Medical devices marketed in Indonesia will be subject to certification that they are free of animal materials whose consumption is forbidden by Islamic law, under a new regulation issued in February by the government of the country with the largest population of Muslims in the world.
The regulation extends Indonesia’s two-year-old Halal Product Law to medical devices that contain products derived from animals. The Halal Law regulates the processing and materials of products, both edible and non-edible, to ensure they are halal, or “permissible” under the tenets of Islam. That means products can’t contain a long and specific list of animal materials, including pork, birds of prey, and animals slaughtered in ways considered inhumane.
Many medical devices contain materials derived from animals, from bovine heart valves to gelatin, collagen, tallow, and wool.
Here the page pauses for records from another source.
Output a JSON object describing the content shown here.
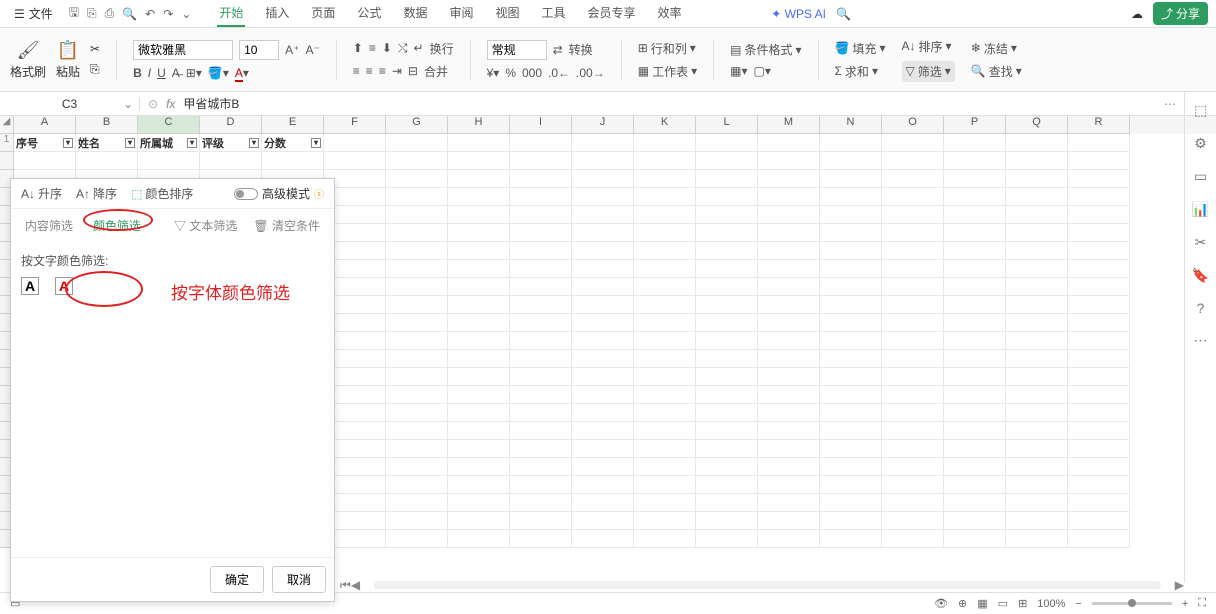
{
  "menubar": {
    "file": "文件",
    "tabs": [
      "开始",
      "插入",
      "页面",
      "公式",
      "数据",
      "审阅",
      "视图",
      "工具",
      "会员专享",
      "效率"
    ],
    "active_tab": "开始",
    "wps_ai": "WPS AI",
    "share": "分享"
  },
  "ribbon": {
    "brush": "格式刷",
    "paste": "粘贴",
    "font_name": "微软雅黑",
    "font_size": "10",
    "general": "常规",
    "convert": "转换",
    "rowcol": "行和列",
    "sheet": "工作表",
    "cond_format": "条件格式",
    "merge": "合并",
    "wrap": "换行",
    "fill": "填充",
    "sort": "排序",
    "sum": "求和",
    "filter": "筛选",
    "freeze": "冻结",
    "find": "查找"
  },
  "formula_bar": {
    "cell_ref": "C3",
    "formula": "甲省城市B"
  },
  "columns": [
    "A",
    "B",
    "C",
    "D",
    "E",
    "F",
    "G",
    "H",
    "I",
    "J",
    "K",
    "L",
    "M",
    "N",
    "O",
    "P",
    "Q",
    "R"
  ],
  "data_headers": [
    "序号",
    "姓名",
    "所属城",
    "评级",
    "分数"
  ],
  "filter_panel": {
    "asc": "升序",
    "desc": "降序",
    "color_sort": "颜色排序",
    "adv_mode": "高级模式",
    "tab_content": "内容筛选",
    "tab_color": "颜色筛选",
    "tab_text": "文本筛选",
    "tab_clear": "清空条件",
    "filter_by_text_color": "按文字颜色筛选:",
    "annotation": "按字体颜色筛选",
    "ok": "确定",
    "cancel": "取消"
  },
  "status": {
    "zoom": "100%"
  }
}
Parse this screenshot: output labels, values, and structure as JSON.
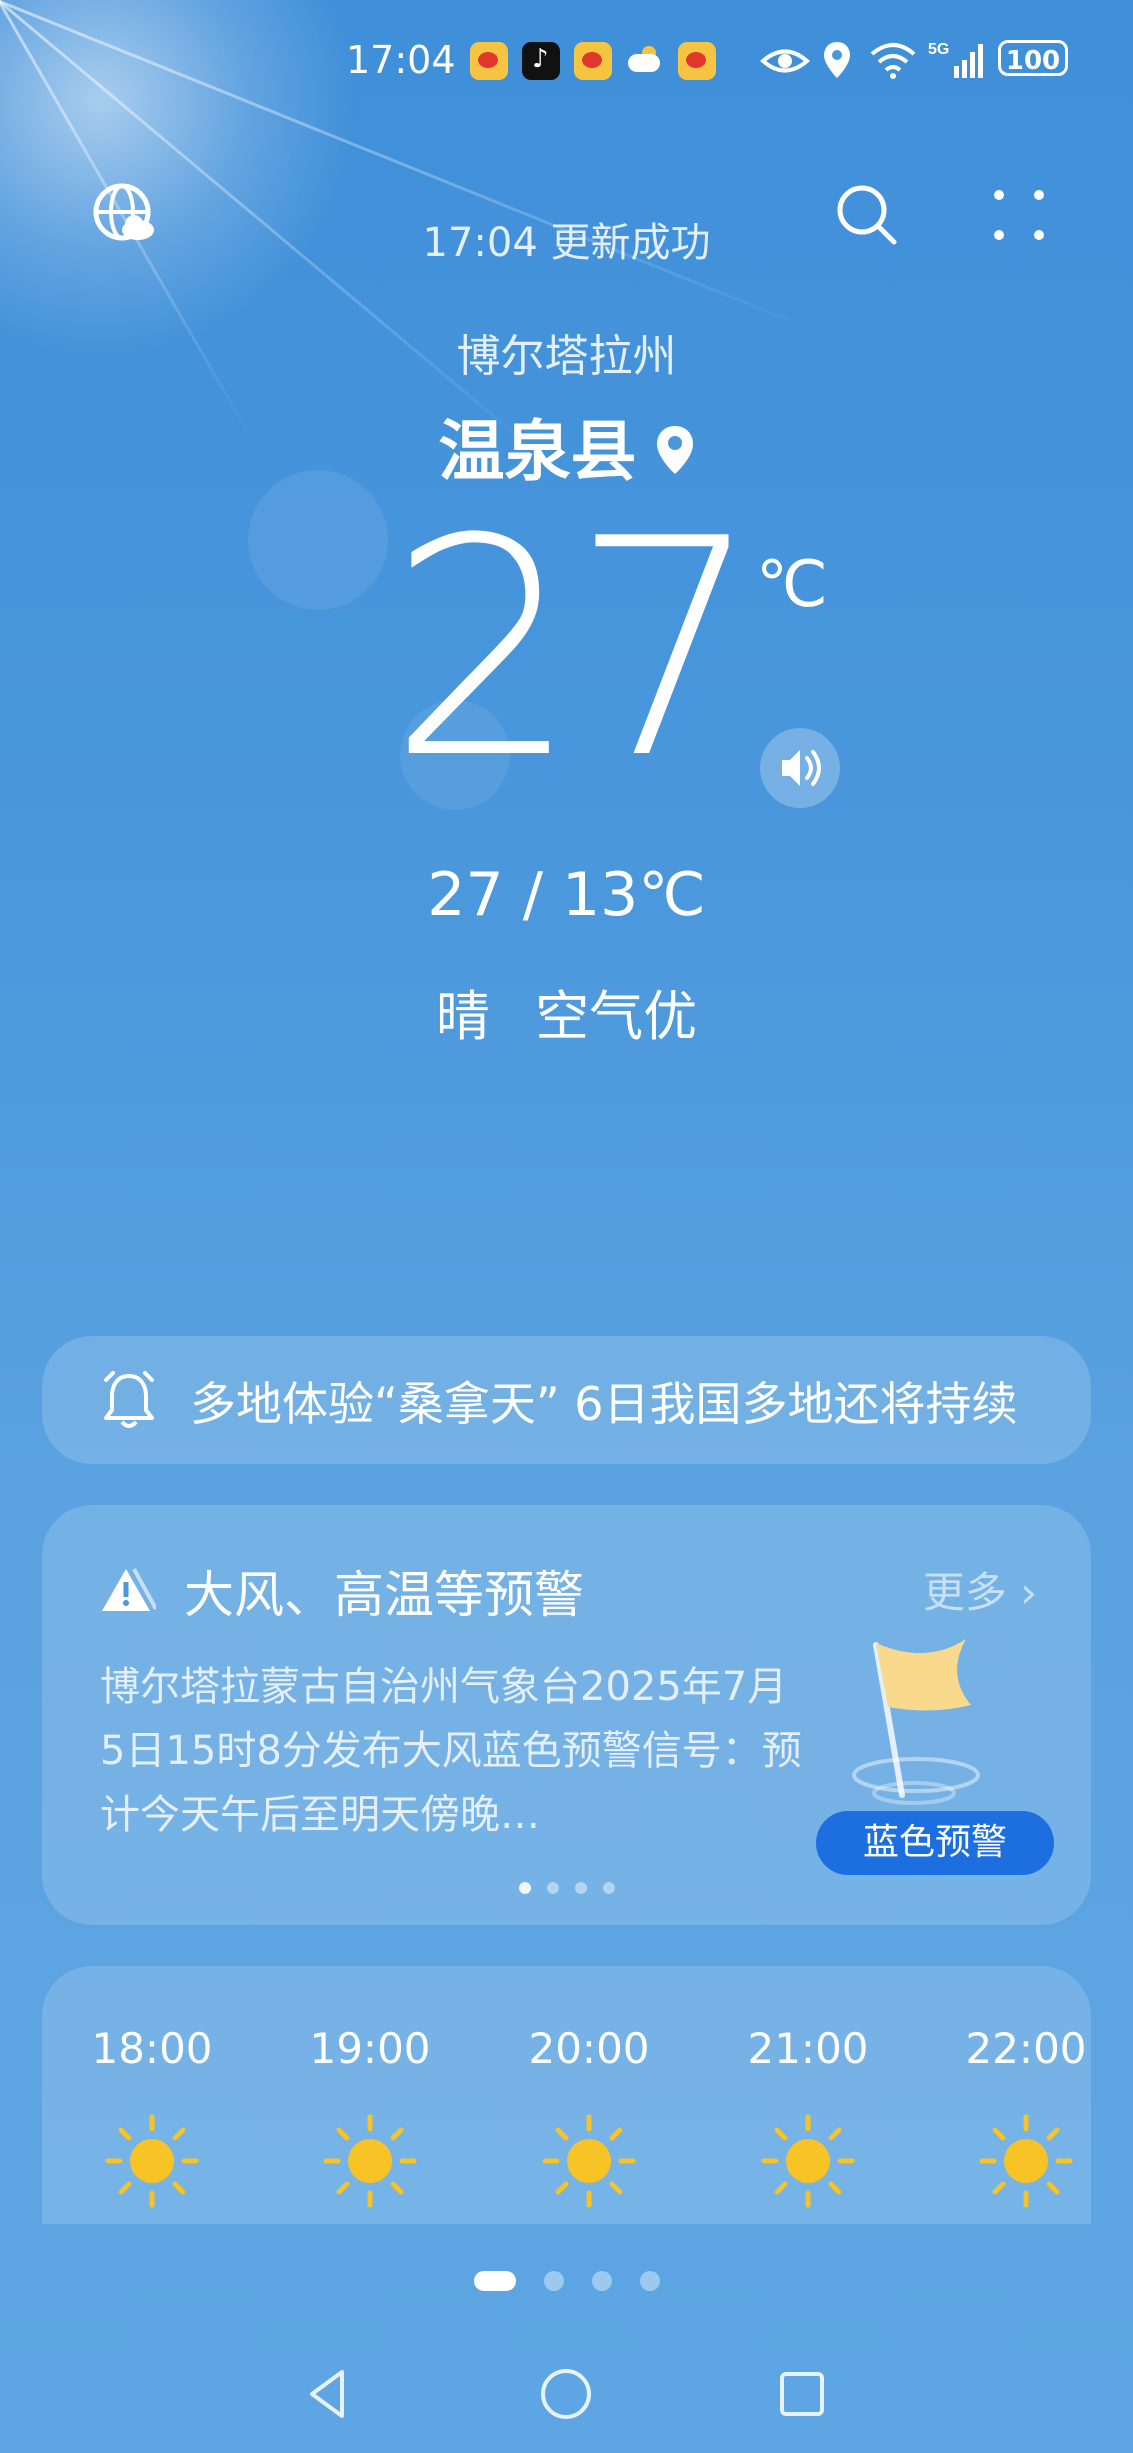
{
  "status_bar": {
    "time": "17:04",
    "notification_icons": [
      "weibo-icon",
      "tiktok-icon",
      "weibo-icon",
      "weather-icon",
      "weibo-icon"
    ],
    "system_icons": [
      "eye-icon",
      "location-icon",
      "wifi-icon",
      "signal-5g-icon"
    ],
    "battery": "100"
  },
  "header": {
    "update_text": "17:04 更新成功"
  },
  "location": {
    "region": "博尔塔拉州",
    "city": "温泉县"
  },
  "current": {
    "temperature": "27",
    "unit": "℃",
    "range": "27 / 13℃",
    "condition": "晴",
    "air_quality": "空气优"
  },
  "news": {
    "text": "多地体验“桑拿天” 6日我国多地还将持续"
  },
  "warning": {
    "title": "大风、高温等预警",
    "more": "更多 ›",
    "body": "博尔塔拉蒙古自治州气象台2025年7月5日15时8分发布大风蓝色预警信号：预计今天午后至明天傍晚…",
    "badge": "蓝色预警",
    "badge_color": "#1d6fe0",
    "pages": 4,
    "active_page": 1
  },
  "hourly": [
    {
      "time": "18:00",
      "icon": "sun-icon"
    },
    {
      "time": "19:00",
      "icon": "sun-icon"
    },
    {
      "time": "20:00",
      "icon": "sun-icon"
    },
    {
      "time": "21:00",
      "icon": "sun-icon"
    },
    {
      "time": "22:00",
      "icon": "sun-icon"
    }
  ],
  "pager": {
    "pages": 4,
    "active": 1
  },
  "colors": {
    "sky_top": "#3f8fd9",
    "sky_bottom": "#5da6e3",
    "sun": "#f7c325"
  }
}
Some such materials are used in polymers that remanufactured into coatings, packaging, fibers, and resin utilized in medical products. More than 225 million people in Indonesia—more than 86% of the population—identify as Muslim.
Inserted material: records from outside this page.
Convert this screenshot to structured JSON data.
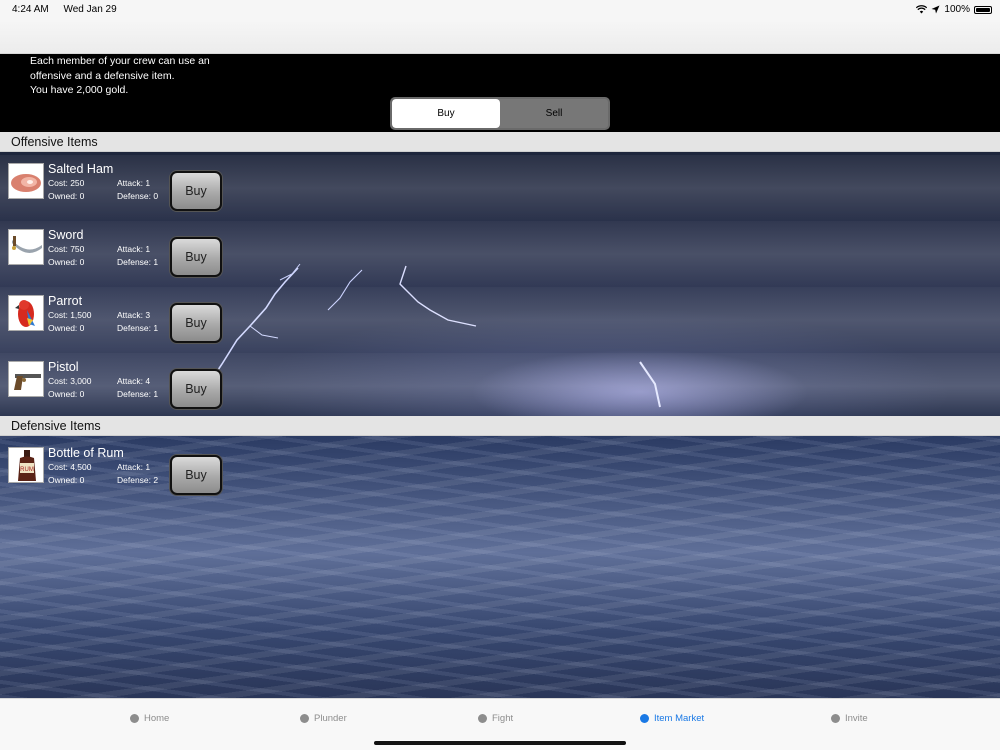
{
  "status_bar": {
    "time": "4:24 AM",
    "date": "Wed Jan 29",
    "battery": "100%"
  },
  "header": {
    "intro_lines": [
      "Each member of your crew can use an",
      "offensive and a defensive item.",
      "You have 2,000 gold."
    ],
    "segment_buy": "Buy",
    "segment_sell": "Sell",
    "selected_segment": "Buy"
  },
  "offensive": {
    "title": "Offensive Items",
    "items": [
      {
        "name": "Salted Ham",
        "cost": "Cost: 250",
        "owned": "Owned: 0",
        "attack": "Attack: 1",
        "defense": "Defense: 0",
        "button": "Buy",
        "icon": "ham-icon"
      },
      {
        "name": "Sword",
        "cost": "Cost: 750",
        "owned": "Owned: 0",
        "attack": "Attack: 1",
        "defense": "Defense: 1",
        "button": "Buy",
        "icon": "sword-icon"
      },
      {
        "name": "Parrot",
        "cost": "Cost: 1,500",
        "owned": "Owned: 0",
        "attack": "Attack: 3",
        "defense": "Defense: 1",
        "button": "Buy",
        "icon": "parrot-icon"
      },
      {
        "name": "Pistol",
        "cost": "Cost: 3,000",
        "owned": "Owned: 0",
        "attack": "Attack: 4",
        "defense": "Defense: 1",
        "button": "Buy",
        "icon": "pistol-icon"
      }
    ]
  },
  "defensive": {
    "title": "Defensive Items",
    "items": [
      {
        "name": "Bottle of Rum",
        "cost": "Cost: 4,500",
        "owned": "Owned: 0",
        "attack": "Attack: 1",
        "defense": "Defense: 2",
        "button": "Buy",
        "icon": "rum-bottle-icon",
        "label": "RUM"
      }
    ]
  },
  "tabs": [
    {
      "label": "Home",
      "active": false
    },
    {
      "label": "Plunder",
      "active": false
    },
    {
      "label": "Fight",
      "active": false
    },
    {
      "label": "Item Market",
      "active": true
    },
    {
      "label": "Invite",
      "active": false
    }
  ],
  "colors": {
    "active_tab": "#1a79e5",
    "inactive_tab": "#8d8d8d"
  }
}
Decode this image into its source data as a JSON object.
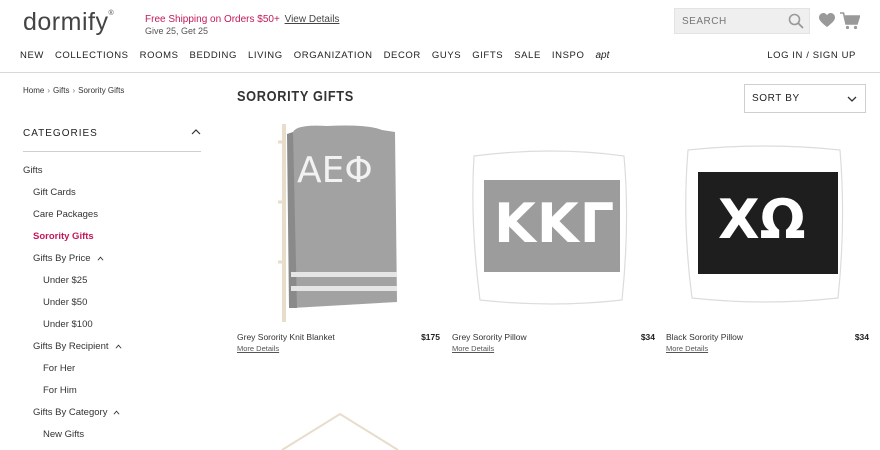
{
  "header": {
    "logo": "dormify",
    "promo_text": "Free Shipping on Orders $50+",
    "promo_link": "View Details",
    "promo_sub": "Give 25, Get 25",
    "search_placeholder": "SEARCH",
    "login": "LOG IN / SIGN UP"
  },
  "nav": [
    "NEW",
    "COLLECTIONS",
    "ROOMS",
    "BEDDING",
    "LIVING",
    "ORGANIZATION",
    "DECOR",
    "GUYS",
    "GIFTS",
    "SALE",
    "INSPO",
    "apt"
  ],
  "breadcrumb": [
    "Home",
    "Gifts",
    "Sorority Gifts"
  ],
  "sidebar": {
    "heading": "CATEGORIES",
    "items": [
      {
        "label": "Gifts"
      },
      {
        "label": "Gift Cards"
      },
      {
        "label": "Care Packages"
      },
      {
        "label": "Sorority Gifts"
      },
      {
        "label": "Gifts By Price"
      },
      {
        "label": "Under $25"
      },
      {
        "label": "Under $50"
      },
      {
        "label": "Under $100"
      },
      {
        "label": "Gifts By Recipient"
      },
      {
        "label": "For Her"
      },
      {
        "label": "For Him"
      },
      {
        "label": "Gifts By Category"
      },
      {
        "label": "New Gifts"
      }
    ]
  },
  "main": {
    "title": "SORORITY GIFTS",
    "sort_label": "SORT BY",
    "products": [
      {
        "name": "Grey Sorority Knit Blanket",
        "price": "$175",
        "more": "More Details",
        "letters": "ΑΕΦ"
      },
      {
        "name": "Grey Sorority Pillow",
        "price": "$34",
        "more": "More Details",
        "letters": "ΚΚΓ"
      },
      {
        "name": "Black Sorority Pillow",
        "price": "$34",
        "more": "More Details",
        "letters": "ΧΩ"
      }
    ]
  },
  "colors": {
    "accent": "#c2185b",
    "grey_fabric": "#9a9a9a",
    "black_fabric": "#1e1e1e"
  }
}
Under the new regulation, medical devices must be granted certification from the Indonesia Ulema Council (MUI), the institution that issues halal certifications, starting in October 2026. The compliance start date applies to devices deemed low risk, while those deemed moderate to high risk have until 2034 to attain the certification. The new regulation does not entirely forbid the circulation and sale of medical devices that are not halal certified. Where a device is the only such product available to treat a specific condition, its use will be allowed, if it is clearly labeled as non-halal certified.